Prioritizing self-care is key to establishing healthy sleep habits. Creating a relaxing routine before bed, free from stimulating activities and electronic devices, can help signal your body that it’s time to sleep. By reducing stress and prioritizing relaxation, you set the stage for a more restful sleep.

Practicing mindfulness can also play a significant role in improving your bedtime behavior. Mindfulness allows you to become more aware of your thoughts, emotions, and behaviors related to sleep. This increased self-awareness empowers you to make better decisions when it comes to your bedtime routines, ultimately promoting better sleep quality.

By implementing these strategies and incorporating them into your daily routine, you can optimize your sleep habits and cultivate a more restful and rejuvenating sleep experience. Remember, prioritizing your sleep is essential for your overall well-being.

FAQ

What is bedtime procrastination?

Bedtime procrastination refers to the tendency to delay going to bed despite the intention to sleep. It is often driven by a desire to have personal time or entertainment at the end of a busy day. Revenge bedtime procrastination specifically relates to sacrificing sleep for leisure time as a way of “getting revenge” on a lack of free time during the day.

What factors influence bedtime procrastination?

Self-regulation, chronotype, stress, and sleep deprivation can all contribute to bedtime procrastination. Individuals who struggle with self-control may be more prone to procrastination behaviors. Late chronotypes, or “night owls,” may find it harder to fall asleep earlier due to their natural sleep patterns. Additionally, stress and sleep deprivation can both contribute to bedtime procrastination.

What is the impact of bedtime procrastination on sleep?

Bedtime procrastination can lead to sleep deprivation, as individuals who consistently delay going to bed may not get enough hours of sleep. This can result in poor sleep quality, daytime sleepiness, and difficulty with cognitive functions such as memory and decision-making.

What are the consequences of sleep deprivation?

Sleep deprivation can negatively impact mental health, increasing symptoms of depression and anxiety. It can also affect physical health, increasing the risk of cardiovascular problems, metabolic disorders, and weakened immune function. In terms of cognitive function, sleep deprivation can impair memory, attention, and decision-making abilities.

Who is affected by bedtime procrastination?

Studies have found that students and women are more likely to procrastinate before going to bed. Additionally, individuals with evening chronotypes, often referred to as “night owls,” may be more inclined to delay sleep. Stress, particularly related to work or a lack of free time, can also contribute to bedtime procrastination.

What are some strategies to overcome bedtime procrastination?

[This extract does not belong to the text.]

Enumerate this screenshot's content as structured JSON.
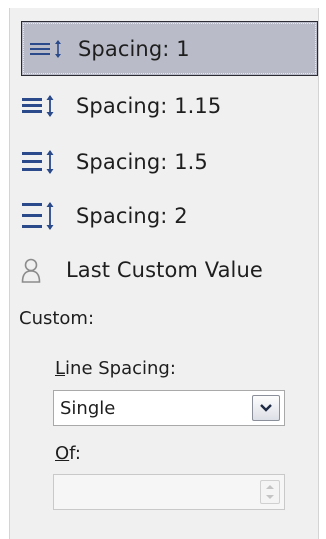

Developing healthy sleep hygiene practices can help overcome bedtime procrastination. This includes creating a relaxing nightly routine to signal the body that it’s time to sleep. Avoiding stimulating activities and electronics before bed can also be beneficial. Implementing strategies to reduce stress and prioritize self-care can further support healthy sleep habits.

What is the role of mindfulness in improving bedtime behavior?

Mindfulness practices can be beneficial in improving bedtime behavior and reducing bedtime procrastination. By practicing mindfulness, individuals can cultivate awareness of their thoughts, emotions, and behaviors related to sleep. This increased self-awareness can enable better decision-making when it comes to bedtime routines and prioritizing sleep. Mindfulness can also help reduce stress and enhance overall sleep quality.

Source Links